** Given entries follows **

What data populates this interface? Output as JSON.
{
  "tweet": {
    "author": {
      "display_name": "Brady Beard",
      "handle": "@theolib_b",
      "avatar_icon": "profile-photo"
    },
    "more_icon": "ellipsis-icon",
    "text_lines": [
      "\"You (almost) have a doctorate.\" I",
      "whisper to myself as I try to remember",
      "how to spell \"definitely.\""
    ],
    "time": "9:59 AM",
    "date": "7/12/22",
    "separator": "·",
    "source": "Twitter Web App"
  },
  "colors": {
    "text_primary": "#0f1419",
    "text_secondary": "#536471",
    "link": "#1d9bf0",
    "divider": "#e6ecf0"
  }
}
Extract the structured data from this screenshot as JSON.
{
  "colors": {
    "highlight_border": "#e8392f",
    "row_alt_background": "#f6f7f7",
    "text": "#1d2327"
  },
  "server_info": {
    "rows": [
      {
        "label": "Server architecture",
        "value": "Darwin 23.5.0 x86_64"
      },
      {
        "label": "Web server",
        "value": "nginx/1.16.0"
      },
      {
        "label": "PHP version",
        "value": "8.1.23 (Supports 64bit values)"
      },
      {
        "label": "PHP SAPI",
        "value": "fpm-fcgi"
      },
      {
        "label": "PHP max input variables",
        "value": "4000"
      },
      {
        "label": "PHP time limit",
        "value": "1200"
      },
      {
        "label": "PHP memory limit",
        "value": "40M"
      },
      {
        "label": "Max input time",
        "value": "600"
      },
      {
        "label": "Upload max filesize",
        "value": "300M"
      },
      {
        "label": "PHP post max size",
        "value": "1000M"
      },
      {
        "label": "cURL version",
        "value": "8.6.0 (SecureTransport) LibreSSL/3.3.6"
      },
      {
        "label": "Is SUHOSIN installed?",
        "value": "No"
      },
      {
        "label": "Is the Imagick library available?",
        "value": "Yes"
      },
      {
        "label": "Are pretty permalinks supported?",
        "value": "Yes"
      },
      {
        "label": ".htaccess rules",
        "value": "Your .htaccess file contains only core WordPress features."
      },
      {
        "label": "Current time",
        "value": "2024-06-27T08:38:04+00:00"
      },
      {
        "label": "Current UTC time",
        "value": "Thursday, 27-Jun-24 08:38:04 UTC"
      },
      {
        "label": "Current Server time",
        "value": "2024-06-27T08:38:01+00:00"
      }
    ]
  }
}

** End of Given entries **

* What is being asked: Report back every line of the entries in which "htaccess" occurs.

* Task solution:
        "label": ".htaccess rules",
        "value": "Your .htaccess file contains only core WordPress features."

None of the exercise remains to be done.